(Data for analysis Opens)

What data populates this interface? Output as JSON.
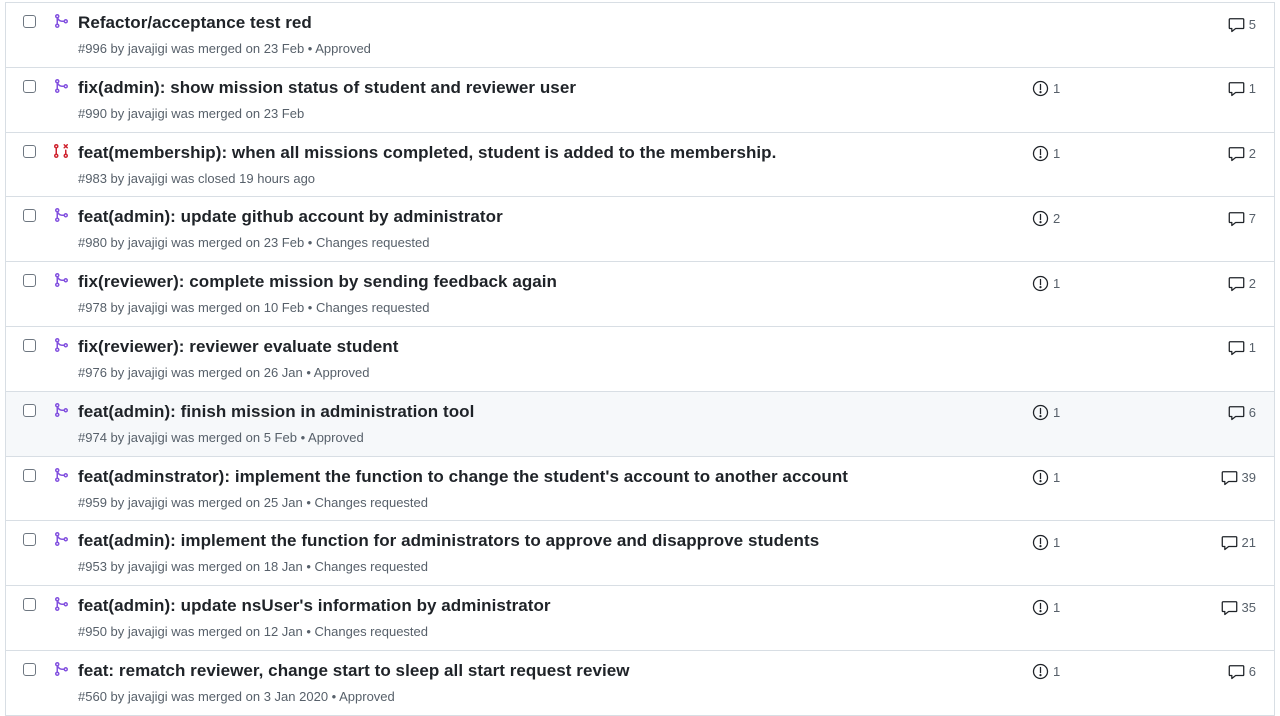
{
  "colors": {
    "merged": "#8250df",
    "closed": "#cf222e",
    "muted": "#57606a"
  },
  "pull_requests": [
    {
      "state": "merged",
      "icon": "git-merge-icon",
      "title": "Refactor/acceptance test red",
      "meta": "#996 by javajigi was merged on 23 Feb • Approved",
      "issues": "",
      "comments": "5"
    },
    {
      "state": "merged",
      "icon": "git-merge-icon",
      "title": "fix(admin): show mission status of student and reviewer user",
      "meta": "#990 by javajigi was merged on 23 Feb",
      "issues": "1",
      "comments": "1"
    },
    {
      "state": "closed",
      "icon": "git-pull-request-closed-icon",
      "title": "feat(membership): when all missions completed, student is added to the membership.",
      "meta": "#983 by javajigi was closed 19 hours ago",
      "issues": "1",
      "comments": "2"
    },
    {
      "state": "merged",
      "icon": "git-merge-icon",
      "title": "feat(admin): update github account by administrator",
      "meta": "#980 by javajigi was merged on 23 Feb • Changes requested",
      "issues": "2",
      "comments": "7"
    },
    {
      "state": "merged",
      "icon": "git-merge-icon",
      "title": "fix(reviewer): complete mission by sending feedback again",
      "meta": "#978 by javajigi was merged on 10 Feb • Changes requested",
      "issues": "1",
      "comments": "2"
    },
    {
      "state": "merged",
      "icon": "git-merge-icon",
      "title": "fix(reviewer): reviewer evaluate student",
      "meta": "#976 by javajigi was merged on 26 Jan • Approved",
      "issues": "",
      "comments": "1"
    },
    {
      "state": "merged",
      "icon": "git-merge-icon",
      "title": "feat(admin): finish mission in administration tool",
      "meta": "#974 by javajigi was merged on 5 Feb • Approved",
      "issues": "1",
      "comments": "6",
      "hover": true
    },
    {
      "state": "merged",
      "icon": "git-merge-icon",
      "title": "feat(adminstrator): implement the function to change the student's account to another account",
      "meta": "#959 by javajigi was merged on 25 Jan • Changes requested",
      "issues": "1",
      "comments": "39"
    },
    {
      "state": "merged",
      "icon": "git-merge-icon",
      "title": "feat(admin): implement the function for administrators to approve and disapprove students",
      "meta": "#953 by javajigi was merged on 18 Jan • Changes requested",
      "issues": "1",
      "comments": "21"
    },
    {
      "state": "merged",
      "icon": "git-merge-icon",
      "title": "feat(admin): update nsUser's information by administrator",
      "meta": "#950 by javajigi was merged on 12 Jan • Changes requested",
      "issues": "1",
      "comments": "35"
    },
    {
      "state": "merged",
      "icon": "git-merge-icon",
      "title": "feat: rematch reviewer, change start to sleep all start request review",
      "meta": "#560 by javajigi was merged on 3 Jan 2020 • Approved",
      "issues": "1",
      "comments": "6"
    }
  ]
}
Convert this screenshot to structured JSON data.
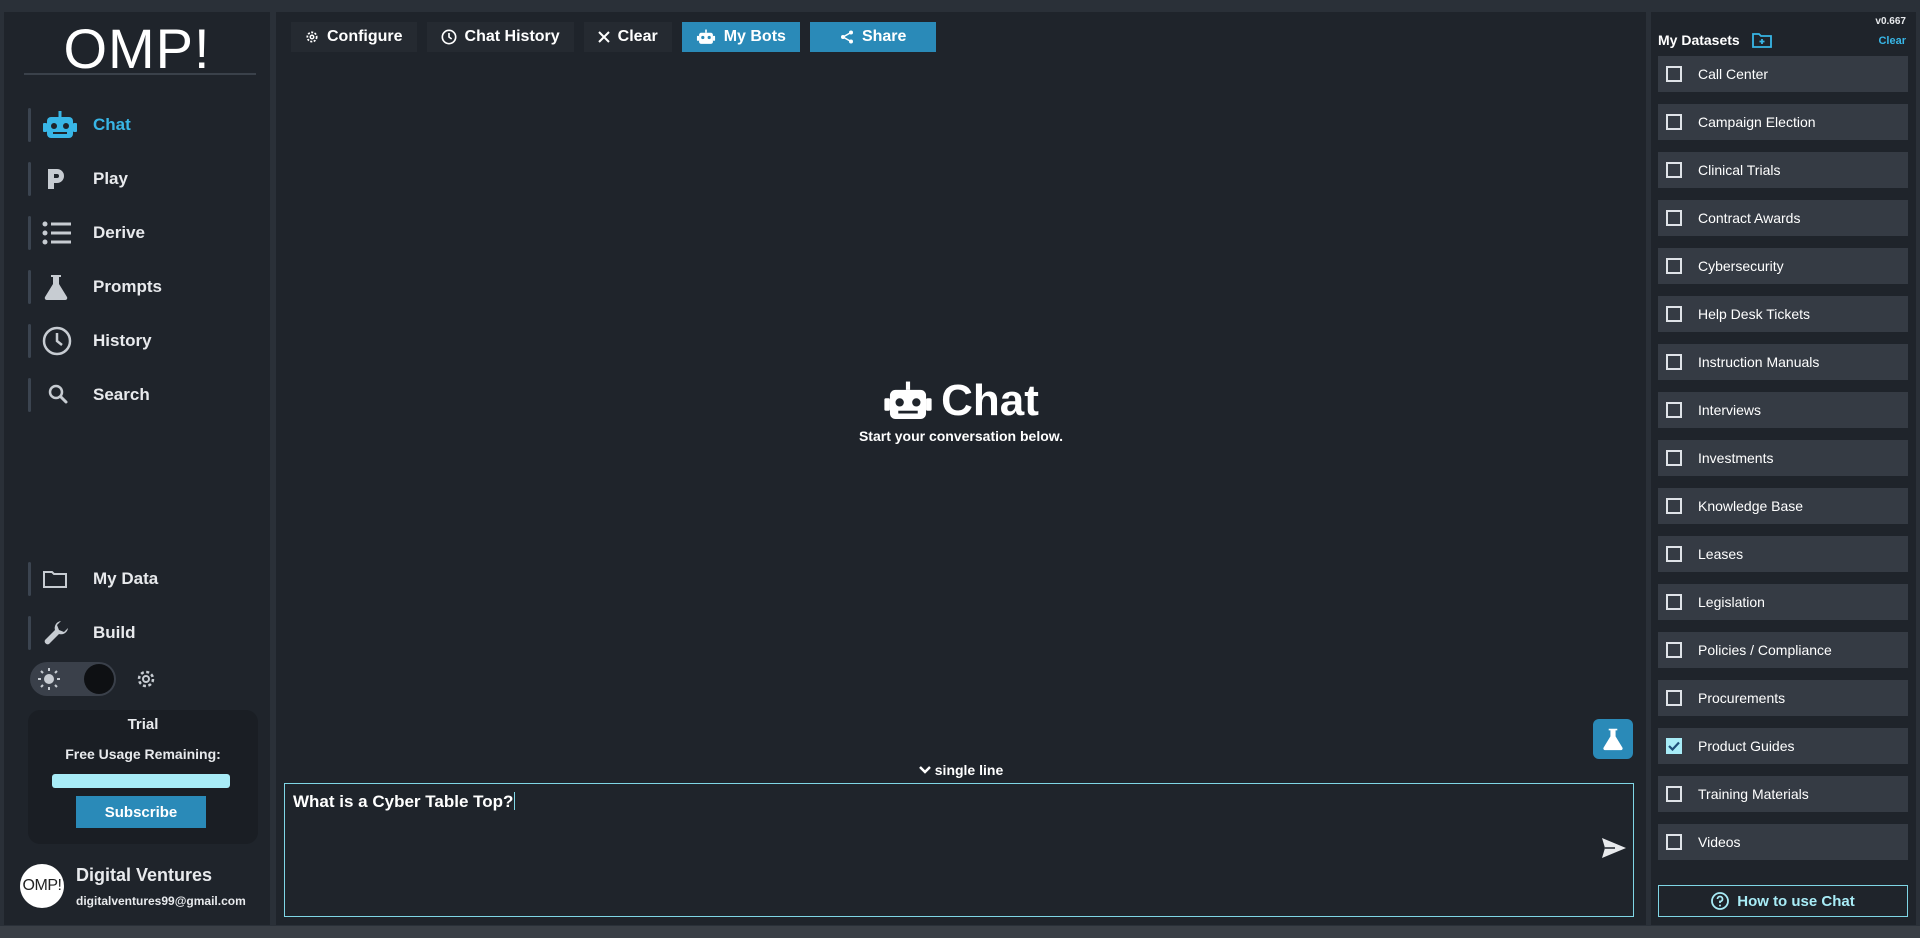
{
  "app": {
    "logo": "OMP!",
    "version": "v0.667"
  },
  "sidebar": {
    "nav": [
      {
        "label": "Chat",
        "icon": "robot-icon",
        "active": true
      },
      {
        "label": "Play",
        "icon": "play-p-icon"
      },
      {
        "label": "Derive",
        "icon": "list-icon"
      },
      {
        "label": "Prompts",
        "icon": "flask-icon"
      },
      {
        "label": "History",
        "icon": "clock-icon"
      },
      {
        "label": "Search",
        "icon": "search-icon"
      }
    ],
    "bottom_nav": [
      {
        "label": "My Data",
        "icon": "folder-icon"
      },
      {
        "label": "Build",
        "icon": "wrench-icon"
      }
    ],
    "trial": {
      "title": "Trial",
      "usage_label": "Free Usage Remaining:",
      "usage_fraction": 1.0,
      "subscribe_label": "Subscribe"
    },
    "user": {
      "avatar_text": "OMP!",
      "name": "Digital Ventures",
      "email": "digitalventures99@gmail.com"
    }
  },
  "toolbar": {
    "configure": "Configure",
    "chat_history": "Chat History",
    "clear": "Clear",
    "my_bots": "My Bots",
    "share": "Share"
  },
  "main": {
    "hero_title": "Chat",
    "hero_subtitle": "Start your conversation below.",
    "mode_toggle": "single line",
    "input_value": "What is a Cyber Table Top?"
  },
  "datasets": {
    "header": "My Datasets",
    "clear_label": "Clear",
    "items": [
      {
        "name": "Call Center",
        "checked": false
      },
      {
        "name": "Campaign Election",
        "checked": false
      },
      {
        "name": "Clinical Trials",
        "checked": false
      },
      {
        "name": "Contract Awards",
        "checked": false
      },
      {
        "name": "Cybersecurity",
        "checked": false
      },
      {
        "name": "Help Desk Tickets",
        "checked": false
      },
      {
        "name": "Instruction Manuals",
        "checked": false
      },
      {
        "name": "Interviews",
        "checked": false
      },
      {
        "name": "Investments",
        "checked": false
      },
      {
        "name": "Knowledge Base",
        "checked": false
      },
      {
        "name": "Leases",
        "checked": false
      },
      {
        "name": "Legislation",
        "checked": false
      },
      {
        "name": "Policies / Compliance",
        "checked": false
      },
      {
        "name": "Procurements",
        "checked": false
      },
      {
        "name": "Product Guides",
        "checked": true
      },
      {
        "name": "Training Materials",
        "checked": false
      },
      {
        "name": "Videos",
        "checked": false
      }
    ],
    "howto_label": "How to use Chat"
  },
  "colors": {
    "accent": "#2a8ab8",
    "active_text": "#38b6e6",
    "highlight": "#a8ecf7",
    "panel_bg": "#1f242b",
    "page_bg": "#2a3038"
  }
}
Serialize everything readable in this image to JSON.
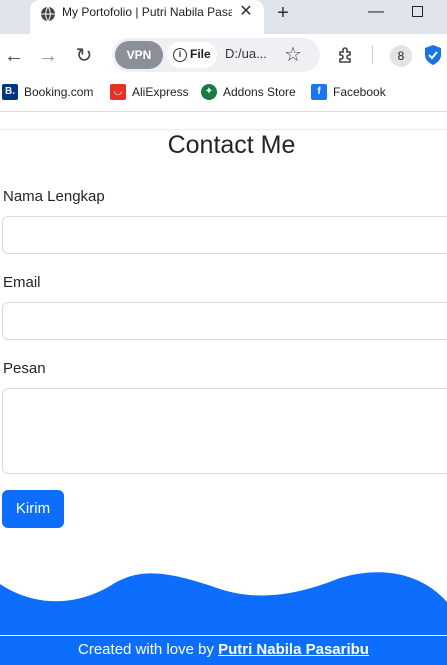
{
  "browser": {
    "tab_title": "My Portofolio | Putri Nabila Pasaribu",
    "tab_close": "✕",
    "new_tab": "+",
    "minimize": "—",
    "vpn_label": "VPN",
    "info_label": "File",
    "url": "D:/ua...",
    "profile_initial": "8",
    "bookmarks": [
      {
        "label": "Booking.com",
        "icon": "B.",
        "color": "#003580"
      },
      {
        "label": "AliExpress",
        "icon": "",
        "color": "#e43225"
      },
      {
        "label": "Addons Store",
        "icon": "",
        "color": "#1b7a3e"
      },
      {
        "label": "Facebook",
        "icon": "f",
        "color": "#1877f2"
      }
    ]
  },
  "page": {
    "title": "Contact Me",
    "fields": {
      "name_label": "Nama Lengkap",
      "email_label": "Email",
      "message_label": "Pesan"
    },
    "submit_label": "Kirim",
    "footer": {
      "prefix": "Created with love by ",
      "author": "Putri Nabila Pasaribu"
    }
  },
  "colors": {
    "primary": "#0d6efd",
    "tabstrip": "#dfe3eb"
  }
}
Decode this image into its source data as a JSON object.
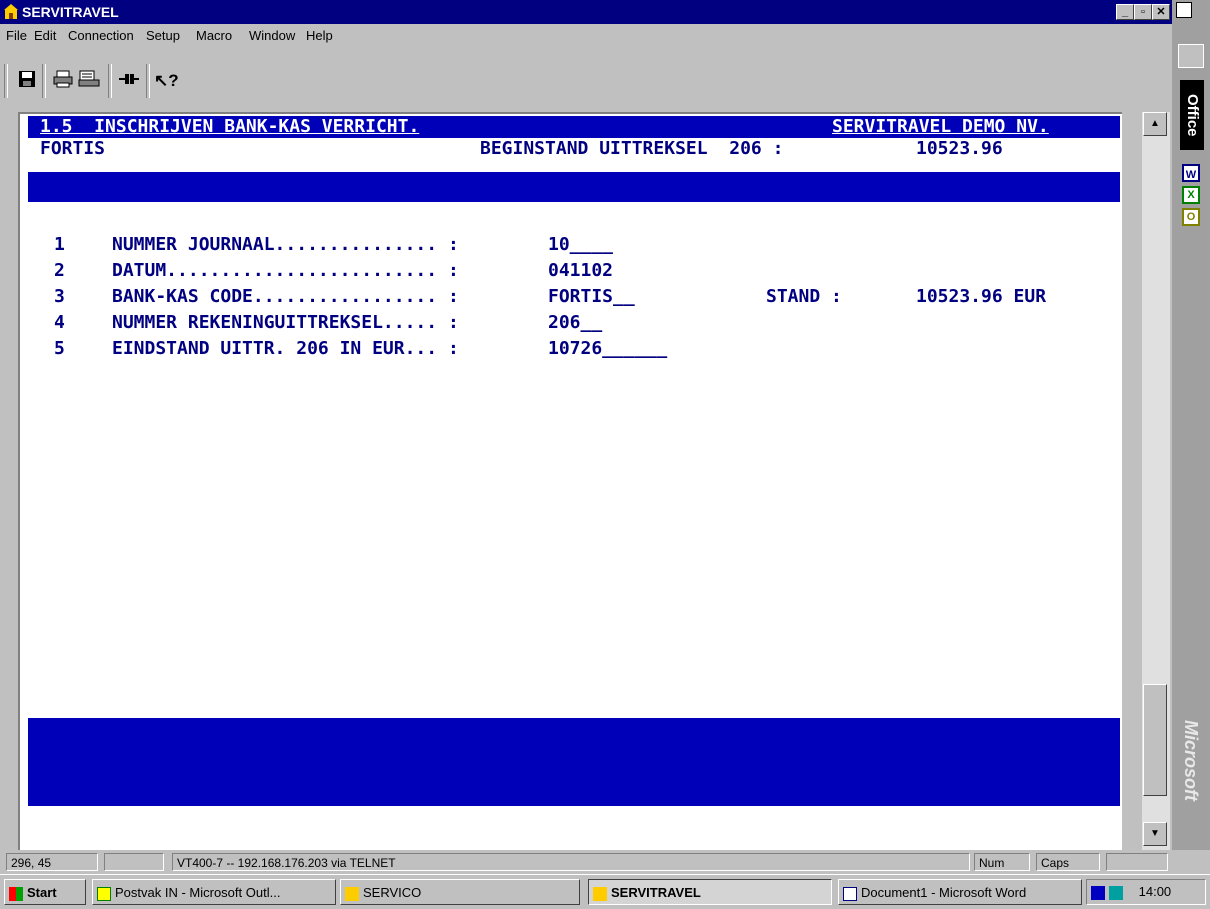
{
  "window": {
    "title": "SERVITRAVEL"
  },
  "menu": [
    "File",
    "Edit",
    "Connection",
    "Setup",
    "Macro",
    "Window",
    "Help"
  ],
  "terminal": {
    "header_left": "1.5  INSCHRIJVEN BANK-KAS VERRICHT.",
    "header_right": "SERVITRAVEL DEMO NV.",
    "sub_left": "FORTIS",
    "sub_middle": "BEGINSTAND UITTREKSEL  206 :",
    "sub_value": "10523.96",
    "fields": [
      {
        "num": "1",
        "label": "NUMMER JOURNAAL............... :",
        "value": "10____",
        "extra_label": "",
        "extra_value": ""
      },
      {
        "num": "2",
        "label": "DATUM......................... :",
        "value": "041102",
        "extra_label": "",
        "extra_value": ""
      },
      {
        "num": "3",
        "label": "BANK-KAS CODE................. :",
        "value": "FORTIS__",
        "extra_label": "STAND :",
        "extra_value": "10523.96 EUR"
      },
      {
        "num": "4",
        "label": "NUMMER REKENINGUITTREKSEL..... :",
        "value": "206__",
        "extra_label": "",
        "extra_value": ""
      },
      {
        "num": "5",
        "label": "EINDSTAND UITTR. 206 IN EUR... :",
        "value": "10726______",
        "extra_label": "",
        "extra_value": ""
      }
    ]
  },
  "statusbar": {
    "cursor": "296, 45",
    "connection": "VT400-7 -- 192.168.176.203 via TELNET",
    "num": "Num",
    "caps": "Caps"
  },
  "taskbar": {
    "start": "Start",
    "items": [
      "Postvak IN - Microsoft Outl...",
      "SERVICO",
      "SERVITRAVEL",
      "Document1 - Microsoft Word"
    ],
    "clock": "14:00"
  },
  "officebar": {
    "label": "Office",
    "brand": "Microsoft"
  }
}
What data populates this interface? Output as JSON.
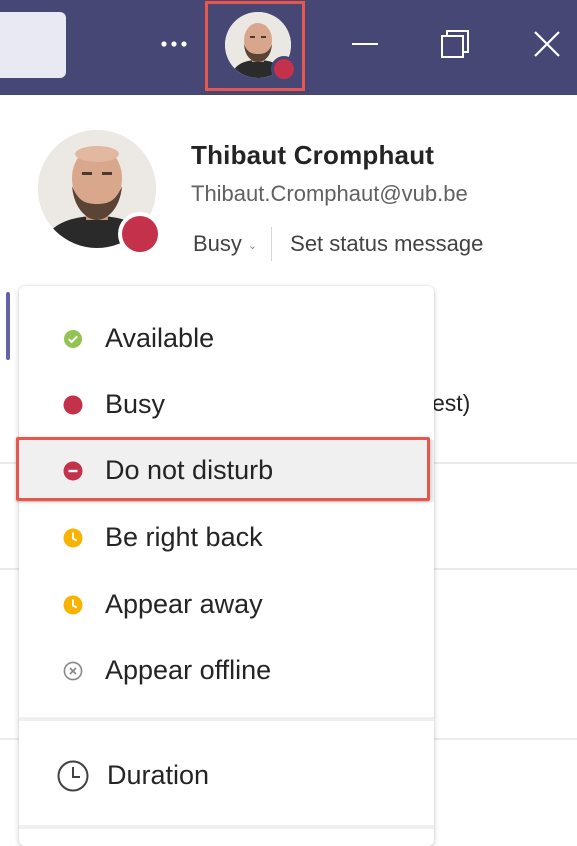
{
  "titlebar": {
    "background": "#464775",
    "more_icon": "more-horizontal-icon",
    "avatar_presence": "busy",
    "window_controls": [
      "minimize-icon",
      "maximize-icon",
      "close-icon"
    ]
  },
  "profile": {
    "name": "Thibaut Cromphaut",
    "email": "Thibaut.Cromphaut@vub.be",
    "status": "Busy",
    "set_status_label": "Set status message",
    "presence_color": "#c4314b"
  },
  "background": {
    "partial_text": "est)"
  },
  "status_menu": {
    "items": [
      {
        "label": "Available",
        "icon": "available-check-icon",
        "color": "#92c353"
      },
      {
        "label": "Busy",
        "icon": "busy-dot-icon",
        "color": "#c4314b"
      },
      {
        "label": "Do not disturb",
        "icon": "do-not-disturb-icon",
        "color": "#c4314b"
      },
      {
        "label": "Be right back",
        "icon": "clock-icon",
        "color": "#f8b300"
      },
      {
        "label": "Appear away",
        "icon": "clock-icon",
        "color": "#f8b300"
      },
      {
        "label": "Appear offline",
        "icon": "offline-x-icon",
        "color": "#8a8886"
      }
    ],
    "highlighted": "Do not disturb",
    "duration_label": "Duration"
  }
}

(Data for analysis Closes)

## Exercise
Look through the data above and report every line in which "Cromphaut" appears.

## Answer space
    "name": "Thibaut Cromphaut",
    "email": "Thibaut.Cromphaut@vub.be",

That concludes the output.